Azure has been getting a lot of love lately, and I took a few minutes this evening to have a quick (I’m not joking, detailed review this is not) play around to see what’s changed.
Firstly, the new management portal – it’s very shiny. That’s not an overly technical review, but once you play with it you’ll see what I mean. It’s nice and clean and littered with pleasant pieces of user experience engineering. Simple overviews, clean graphs and options, easy to use toolbars, and so on.
I noticed some of the new options (such as Web Sites, Virtual Machines, and Mobile Services, which are all in preview) immediately. I enabled Web Sites for a quick look, because although Virtual Machines is interesting (and a good option to have) I’m more interested in the other modes in order to take advantage of the tight publishing support from within Visual Studio.
However before jumping into VS, I took a quick browse through the gallery – nothing there which interested me, but a nice range of “the usual suspects” such as DasBlog, DotNetNuke, Umbraco, and so on – could be handy in certain scenarios.
Jumping into Visual Studio is where things get interesting. Since installing Visual Studio 2012 all my publish operations have started by asking me if I was deploying to Azure – ok, so now I am, so what? Well, it’s pretty seamless, that’s what. From the portal, I downloaded a publish profile, imported it into Visual Studio, and away I went. Bang. My hello world project was of course glossing over minor details such as anything to do with a database, and perhaps wanting to take a backup of the last known good code, however I’m sure there’s options for that out there – right?

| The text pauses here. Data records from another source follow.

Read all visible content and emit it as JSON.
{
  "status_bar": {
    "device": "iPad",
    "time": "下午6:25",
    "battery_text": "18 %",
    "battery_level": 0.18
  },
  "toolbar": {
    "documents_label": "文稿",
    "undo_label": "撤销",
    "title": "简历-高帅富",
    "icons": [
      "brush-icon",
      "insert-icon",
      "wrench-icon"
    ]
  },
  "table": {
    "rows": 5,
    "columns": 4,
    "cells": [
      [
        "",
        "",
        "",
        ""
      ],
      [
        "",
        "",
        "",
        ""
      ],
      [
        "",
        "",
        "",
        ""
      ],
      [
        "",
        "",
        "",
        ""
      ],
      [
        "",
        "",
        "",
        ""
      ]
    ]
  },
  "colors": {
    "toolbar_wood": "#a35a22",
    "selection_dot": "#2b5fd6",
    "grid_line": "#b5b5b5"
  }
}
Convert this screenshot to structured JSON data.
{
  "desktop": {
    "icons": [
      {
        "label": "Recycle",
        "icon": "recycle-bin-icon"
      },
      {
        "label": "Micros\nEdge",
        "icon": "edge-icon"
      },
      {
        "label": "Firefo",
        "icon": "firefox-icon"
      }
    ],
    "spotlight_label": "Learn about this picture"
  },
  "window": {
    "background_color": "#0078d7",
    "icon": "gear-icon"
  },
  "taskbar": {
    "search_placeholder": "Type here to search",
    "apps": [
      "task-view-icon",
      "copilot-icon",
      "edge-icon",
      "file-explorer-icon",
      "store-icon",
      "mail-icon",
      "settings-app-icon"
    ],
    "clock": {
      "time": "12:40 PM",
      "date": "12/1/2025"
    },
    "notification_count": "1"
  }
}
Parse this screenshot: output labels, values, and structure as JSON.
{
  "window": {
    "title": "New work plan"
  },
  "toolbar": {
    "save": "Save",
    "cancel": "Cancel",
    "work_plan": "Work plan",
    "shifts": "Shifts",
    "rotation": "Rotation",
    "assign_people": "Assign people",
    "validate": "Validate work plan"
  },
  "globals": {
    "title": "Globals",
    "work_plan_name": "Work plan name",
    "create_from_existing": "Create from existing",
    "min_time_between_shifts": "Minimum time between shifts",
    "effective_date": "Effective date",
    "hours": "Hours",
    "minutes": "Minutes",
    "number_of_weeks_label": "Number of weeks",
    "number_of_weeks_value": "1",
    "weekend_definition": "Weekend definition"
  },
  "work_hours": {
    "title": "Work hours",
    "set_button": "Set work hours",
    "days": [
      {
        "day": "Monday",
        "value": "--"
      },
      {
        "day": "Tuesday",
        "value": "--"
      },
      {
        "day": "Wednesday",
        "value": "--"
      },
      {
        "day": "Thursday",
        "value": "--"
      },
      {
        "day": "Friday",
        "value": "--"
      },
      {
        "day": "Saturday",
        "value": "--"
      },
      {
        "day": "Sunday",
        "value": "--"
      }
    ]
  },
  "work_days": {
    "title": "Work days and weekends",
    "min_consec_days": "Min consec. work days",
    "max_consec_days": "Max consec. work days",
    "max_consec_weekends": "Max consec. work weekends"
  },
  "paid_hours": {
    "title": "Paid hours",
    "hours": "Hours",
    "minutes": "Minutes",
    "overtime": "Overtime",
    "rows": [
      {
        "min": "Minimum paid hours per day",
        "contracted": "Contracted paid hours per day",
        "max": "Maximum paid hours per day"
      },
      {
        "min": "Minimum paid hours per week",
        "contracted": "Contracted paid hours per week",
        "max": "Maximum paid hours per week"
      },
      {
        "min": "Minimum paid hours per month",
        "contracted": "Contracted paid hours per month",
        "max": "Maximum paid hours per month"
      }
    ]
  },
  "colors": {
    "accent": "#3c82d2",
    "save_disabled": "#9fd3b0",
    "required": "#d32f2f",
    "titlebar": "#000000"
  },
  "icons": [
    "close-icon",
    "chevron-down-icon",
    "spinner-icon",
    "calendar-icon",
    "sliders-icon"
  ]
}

I’ve also been doing some testing of Microsoft’s hosted TFS, and the in-Azure option to integrate with this sounds pretty exciting – and to be honest, given the attractive pitch of a full CI cycle that hosted TFS comes with, it’s also pretty obvious. So, obvious as a sales pitch, but still exciting.
So while it’s all looking incredibly interesting, the problem I have with Azure, is that it doesn’t feel like they’re ever going to want people hosting “lots of small sites” on it. The web site instance changes go a long way in the right direction, but if you’ve got a collection of sites of varying sizes (some of them small) that you need to host then I can’t see a way to make it economically viable via Azure. So given I have a large number of sites that need hosting, I can’t get rid of the VMs I rent monthly, and while that’s the case switching to Azure is less compelling (other than for larger apps/sites which justify some separation). This means that I’m left in the situation of being impressed and tempted by what Azure has to offer, but yet not being able to see a way for it to fit into my current setup.
Tags: Microsoft, Web Development